was commissioned and created by local Bay Area talent,The Small
Stakes, otherwise known as Jason Munn. Canyon Cinema’s Web team
Interactiveas well as a Board of Directors website committee
led by Maïa Cybelle Carpenter, supported by Thad Povey, Michelle Silva, David
Warren, Dominic Angerame (Executive Director), Lauren Sorensen (Assistant
Director), and Canyon Cinema interns and volunteers. Image editing and data
entry were provided by Meghan Curran, Ava Jancar, and Jordon Zorker. This team
has been developing the new website over the past 3 years. Canyon Cinema wishes
to thank Lucasfilm Foundation for their generous support of this project.
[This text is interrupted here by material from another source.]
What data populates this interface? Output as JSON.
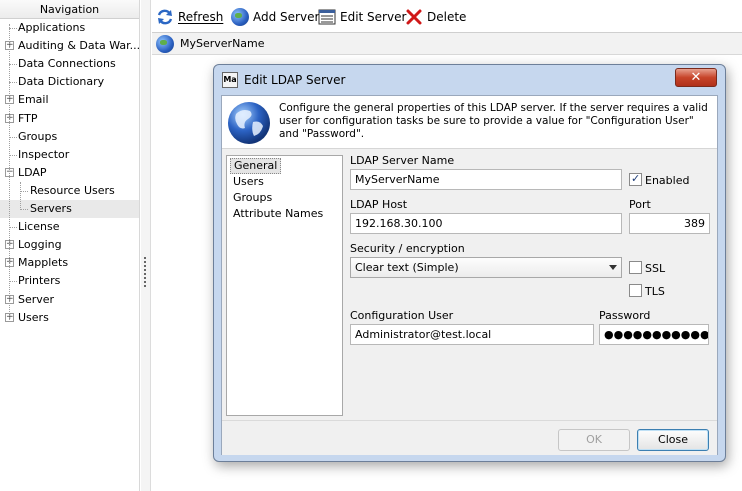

unrivaled collection of more than 3,000 films traces the history of the experimental
and avant-garde filmmaking movement from the 1930s to the present. Canyon’s
primary activity is the rental distribution of Super 8mm, 16mm, and 35mm films
by independent film artists. Canyon also leases these films and hundreds of
other DVDs from its member filmmakers. Independent filmmakers, unlike
commercial filmmakers or studio artists, rarely receive financial compensation
for their work. The money that Canyon Cinema returns to the artists helps them
continue making their films.
• National Film Preservation Foundation Website
Redesign Includes Films for Online Viewing
National Film Preservation Foundation has recently redesigned its website. One
of the site’s new features is a Screening Room
(www.filmpreservation.org/preserved-films/screening-room), which allows viewers
to watch longer excerpts and complete films. Nine films have been recently
added to the "Treasures DVDs” and "Saved Through the NFPF” sections,
along with easy-to-read program notes. See www.filmpreservation.org/.
• Open Images Website Aims to Encourage Creative Reuse of Archival
Netherlands Institute for Sound and Vision has launchedOpen Images,
an open media platform that offers access to a selection of archive material
with the aim to stimulate creative reuse. Footage from audiovisual collections
can be downloaded and remixed into new works. Users of Open Images also have
the opportunity to add their own material to the platform and thus expand the
Access provision to the
material on Open Images is based on the Creative Commons licensing model. The
"open” nature of Open Images is underscored by the use of open video
formats (Ogg Theora), open standards (HTML5, OAI-PHM) and open software components.
The platform is based on the MMBase open source multi media publishing system.
Furthermore, all software that is developed as a result from Open Images is
released under an open source license.
Besides remixing archive materials, Open Images
offers the possibility of interlinking with other data sources. Within the
project, dozens of "Polygoon” newsreels have been added to existing
textual entries of the Dutch Wikipedia. For example, in the entry about
"Almere,” the textual description of the city’s history is enriched with
an audiovisual illustration about its first inhabitants. In cooperation with
Wikimedia Netherlands it is now being investigated how Open Images can
contribute audiovisual content to Wikipedia on a more structural basis.
As the API to the data is published, Sound and Vision hopes programmers will
use the data in the creation of mashups. For instance, students of INHOLLAND
University are currently working on a mashup of Open Images content with the
OpenStreetMap, the free editable map of the world.
Open Images offers access to over 200 "Polygoon” items from the Sound and
Vision archives. The collection will grow substantially over the coming years,
as new items are uploaded continuously. Everybody is more than welcome to add
material to the platform: not only collection institutes and producers, but all
"netizens” creating new programs based on Open Images fragments and items
from other online repositories of archive material.
Open Images is an initiative of theNetherlands
Institute for Sound and Visionin cooperation with theNetherlands
Knowledgeland Foundation. Open Images has been developed as part of
for the Future project, which enables digitization and provision of
audiovisual heritage on a large scale. More information:www.openimages.eu/.en.